Listed entries: Begin

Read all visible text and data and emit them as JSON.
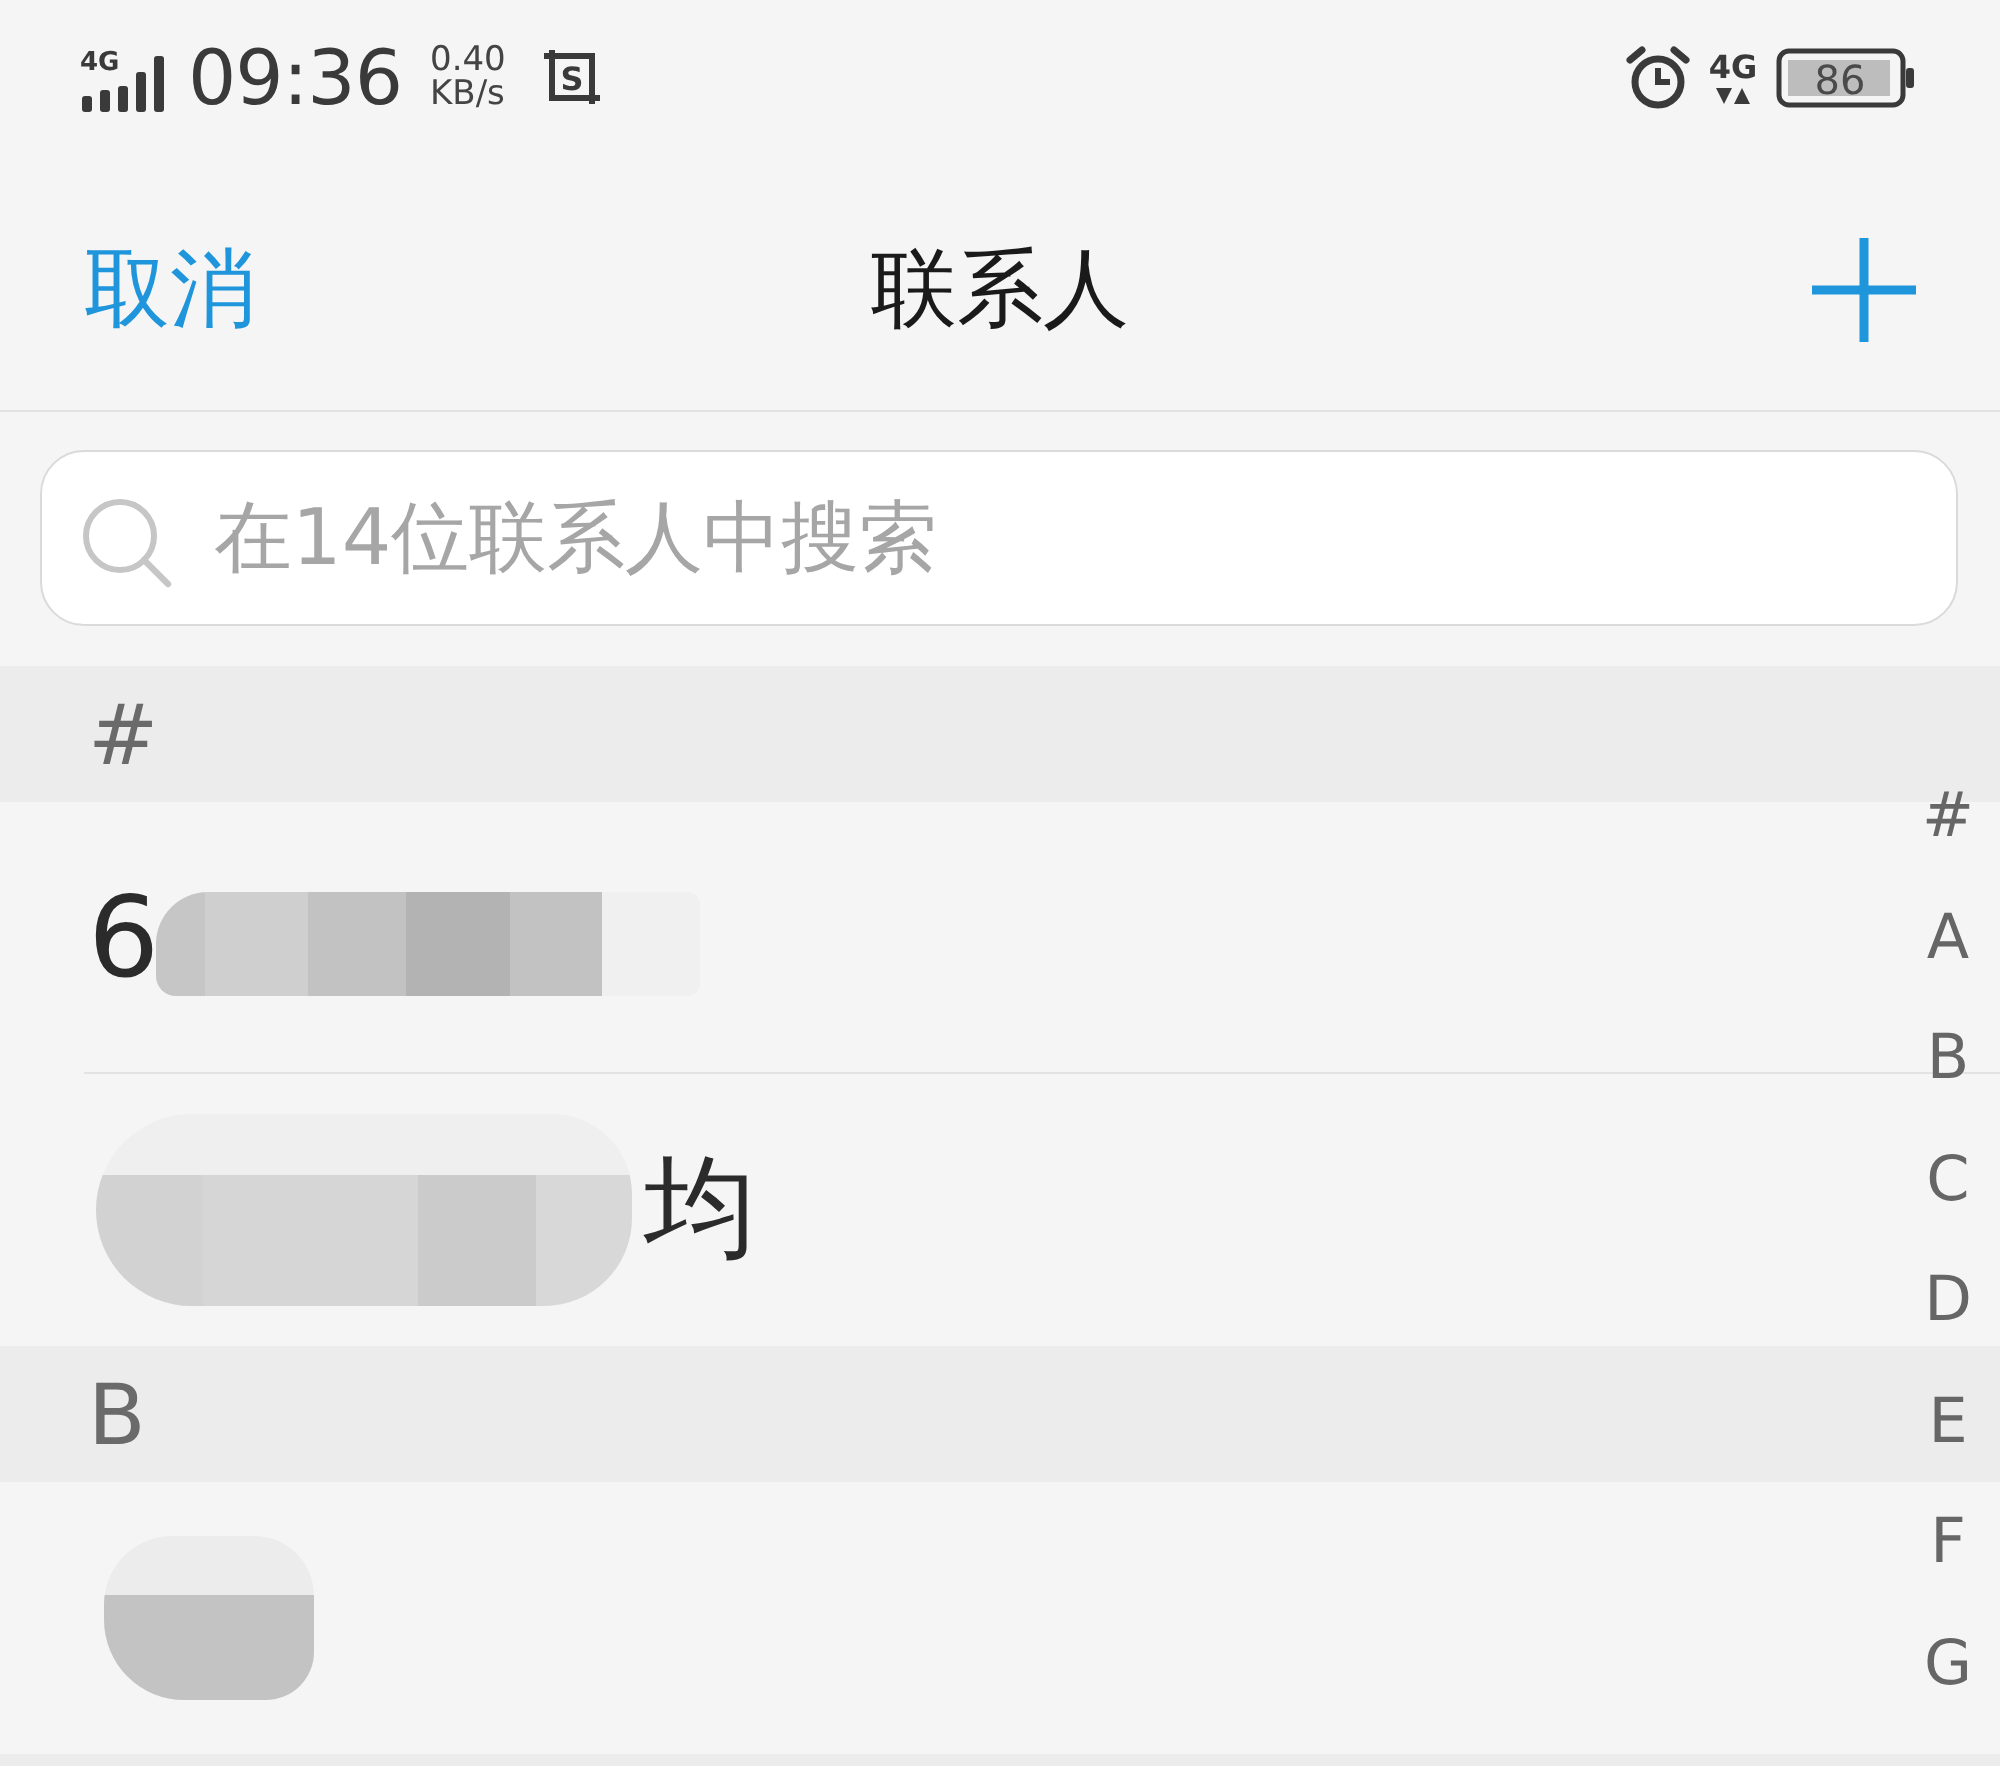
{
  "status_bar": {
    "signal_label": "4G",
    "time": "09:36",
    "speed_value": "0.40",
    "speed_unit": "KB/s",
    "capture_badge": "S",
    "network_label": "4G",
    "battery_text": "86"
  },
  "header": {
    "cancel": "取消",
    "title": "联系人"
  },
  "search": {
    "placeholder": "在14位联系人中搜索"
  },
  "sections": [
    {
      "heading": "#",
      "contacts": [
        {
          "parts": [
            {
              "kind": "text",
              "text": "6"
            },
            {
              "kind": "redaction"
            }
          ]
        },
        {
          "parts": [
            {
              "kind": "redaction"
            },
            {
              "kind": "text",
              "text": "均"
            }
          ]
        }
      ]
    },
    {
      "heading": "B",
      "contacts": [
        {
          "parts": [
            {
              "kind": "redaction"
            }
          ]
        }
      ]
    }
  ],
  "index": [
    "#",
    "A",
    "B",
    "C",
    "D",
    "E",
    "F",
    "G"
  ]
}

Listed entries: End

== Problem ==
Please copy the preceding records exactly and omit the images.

== Answer to this exercise ==
Read all visible text and data and emit them as JSON.
{
  "status_bar": {
    "signal_label": "4G",
    "time": "09:36",
    "speed_value": "0.40",
    "speed_unit": "KB/s",
    "capture_badge": "S",
    "network_label": "4G",
    "battery_text": "86"
  },
  "header": {
    "cancel": "取消",
    "title": "联系人"
  },
  "search": {
    "placeholder": "在14位联系人中搜索"
  },
  "sections": [
    {
      "heading": "#",
      "contacts": [
        {
          "parts": [
            {
              "kind": "text",
              "text": "6"
            },
            {
              "kind": "redaction"
            }
          ]
        },
        {
          "parts": [
            {
              "kind": "redaction"
            },
            {
              "kind": "text",
              "text": "均"
            }
          ]
        }
      ]
    },
    {
      "heading": "B",
      "contacts": [
        {
          "parts": [
            {
              "kind": "redaction"
            }
          ]
        }
      ]
    }
  ],
  "index": [
    "#",
    "A",
    "B",
    "C",
    "D",
    "E",
    "F",
    "G"
  ]
}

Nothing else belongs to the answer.